### Problem to work on
Below are records to repeat exactly; copy them without the pictures.

### Provided data
____

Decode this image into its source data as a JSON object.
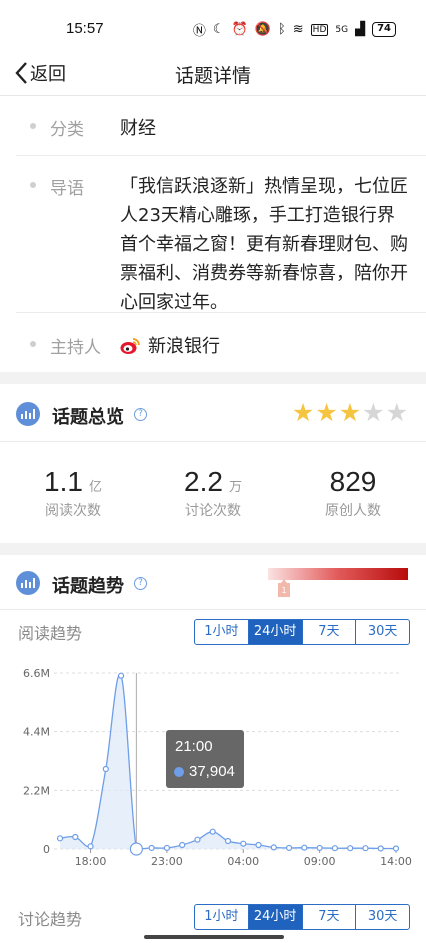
{
  "status_bar": {
    "time": "15:57",
    "icons": [
      "nfc-icon",
      "moon-icon",
      "alarm-icon",
      "mute-icon",
      "bluetooth-icon",
      "wifi-icon",
      "hd-icon",
      "signal-icon"
    ],
    "hd": "HD",
    "network": "5G",
    "battery": "74"
  },
  "nav": {
    "back_label": "返回",
    "title": "话题详情"
  },
  "info": {
    "category_label": "分类",
    "category_value": "财经",
    "intro_label": "导语",
    "intro_text": "「我信跃浪逐新」热情呈现，七位匠人23天精心雕琢，手工打造银行界首个幸福之窗！更有新春理财包、购票福利、消费券等新春惊喜，陪你开心回家过年。",
    "host_label": "主持人",
    "host_value": "新浪银行"
  },
  "overview": {
    "title": "话题总览",
    "help": "?",
    "rating": 3,
    "rating_max": 5,
    "stats": [
      {
        "value": "1.1",
        "unit": "亿",
        "label": "阅读次数"
      },
      {
        "value": "2.2",
        "unit": "万",
        "label": "讨论次数"
      },
      {
        "value": "829",
        "unit": "",
        "label": "原创人数"
      }
    ]
  },
  "trend": {
    "title": "话题趋势",
    "help": "?",
    "heat_marker": "1",
    "read_label": "阅读趋势",
    "discuss_label": "讨论趋势",
    "ranges": [
      "1小时",
      "24小时",
      "7天",
      "30天"
    ],
    "active_range": "24小时"
  },
  "colors": {
    "accent": "#1f63be",
    "line": "#6e9ee8",
    "star": "#f5c542",
    "star_off": "#d6d6d6"
  },
  "chart_data": {
    "type": "area",
    "title": "阅读趋势",
    "x": [
      "16:00",
      "17:00",
      "18:00",
      "19:00",
      "20:00",
      "21:00",
      "22:00",
      "23:00",
      "00:00",
      "01:00",
      "02:00",
      "03:00",
      "04:00",
      "05:00",
      "06:00",
      "07:00",
      "08:00",
      "09:00",
      "10:00",
      "11:00",
      "12:00",
      "13:00",
      "14:00"
    ],
    "series": [
      {
        "values": [
          400000,
          450000,
          100000,
          3000000,
          6500000,
          0,
          37904,
          40000,
          150000,
          350000,
          650000,
          300000,
          200000,
          150000,
          60000,
          40000,
          50000,
          40000,
          30000,
          30000,
          30000,
          20000,
          20000
        ]
      }
    ],
    "x_tick_labels": [
      "18:00",
      "23:00",
      "04:00",
      "09:00",
      "14:00"
    ],
    "y_tick_labels": [
      "6.6M",
      "4.4M",
      "2.2M",
      "0"
    ],
    "ylim": [
      0,
      6600000
    ],
    "tooltip": {
      "time": "21:00",
      "value": "37,904"
    }
  }
}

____

### Solution to this problem
Decode this image into its source data as a JSON object.
{
  "status_bar": {
    "time": "15:57",
    "icons": [
      "nfc-icon",
      "moon-icon",
      "alarm-icon",
      "mute-icon",
      "bluetooth-icon",
      "wifi-icon",
      "hd-icon",
      "signal-icon"
    ],
    "hd": "HD",
    "network": "5G",
    "battery": "74"
  },
  "nav": {
    "back_label": "返回",
    "title": "话题详情"
  },
  "info": {
    "category_label": "分类",
    "category_value": "财经",
    "intro_label": "导语",
    "intro_text": "「我信跃浪逐新」热情呈现，七位匠人23天精心雕琢，手工打造银行界首个幸福之窗！更有新春理财包、购票福利、消费券等新春惊喜，陪你开心回家过年。",
    "host_label": "主持人",
    "host_value": "新浪银行"
  },
  "overview": {
    "title": "话题总览",
    "help": "?",
    "rating": 3,
    "rating_max": 5,
    "stats": [
      {
        "value": "1.1",
        "unit": "亿",
        "label": "阅读次数"
      },
      {
        "value": "2.2",
        "unit": "万",
        "label": "讨论次数"
      },
      {
        "value": "829",
        "unit": "",
        "label": "原创人数"
      }
    ]
  },
  "trend": {
    "title": "话题趋势",
    "help": "?",
    "heat_marker": "1",
    "read_label": "阅读趋势",
    "discuss_label": "讨论趋势",
    "ranges": [
      "1小时",
      "24小时",
      "7天",
      "30天"
    ],
    "active_range": "24小时"
  },
  "colors": {
    "accent": "#1f63be",
    "line": "#6e9ee8",
    "star": "#f5c542",
    "star_off": "#d6d6d6"
  },
  "chart_data": {
    "type": "area",
    "title": "阅读趋势",
    "x": [
      "16:00",
      "17:00",
      "18:00",
      "19:00",
      "20:00",
      "21:00",
      "22:00",
      "23:00",
      "00:00",
      "01:00",
      "02:00",
      "03:00",
      "04:00",
      "05:00",
      "06:00",
      "07:00",
      "08:00",
      "09:00",
      "10:00",
      "11:00",
      "12:00",
      "13:00",
      "14:00"
    ],
    "series": [
      {
        "values": [
          400000,
          450000,
          100000,
          3000000,
          6500000,
          0,
          37904,
          40000,
          150000,
          350000,
          650000,
          300000,
          200000,
          150000,
          60000,
          40000,
          50000,
          40000,
          30000,
          30000,
          30000,
          20000,
          20000
        ]
      }
    ],
    "x_tick_labels": [
      "18:00",
      "23:00",
      "04:00",
      "09:00",
      "14:00"
    ],
    "y_tick_labels": [
      "6.6M",
      "4.4M",
      "2.2M",
      "0"
    ],
    "ylim": [
      0,
      6600000
    ],
    "tooltip": {
      "time": "21:00",
      "value": "37,904"
    }
  }
}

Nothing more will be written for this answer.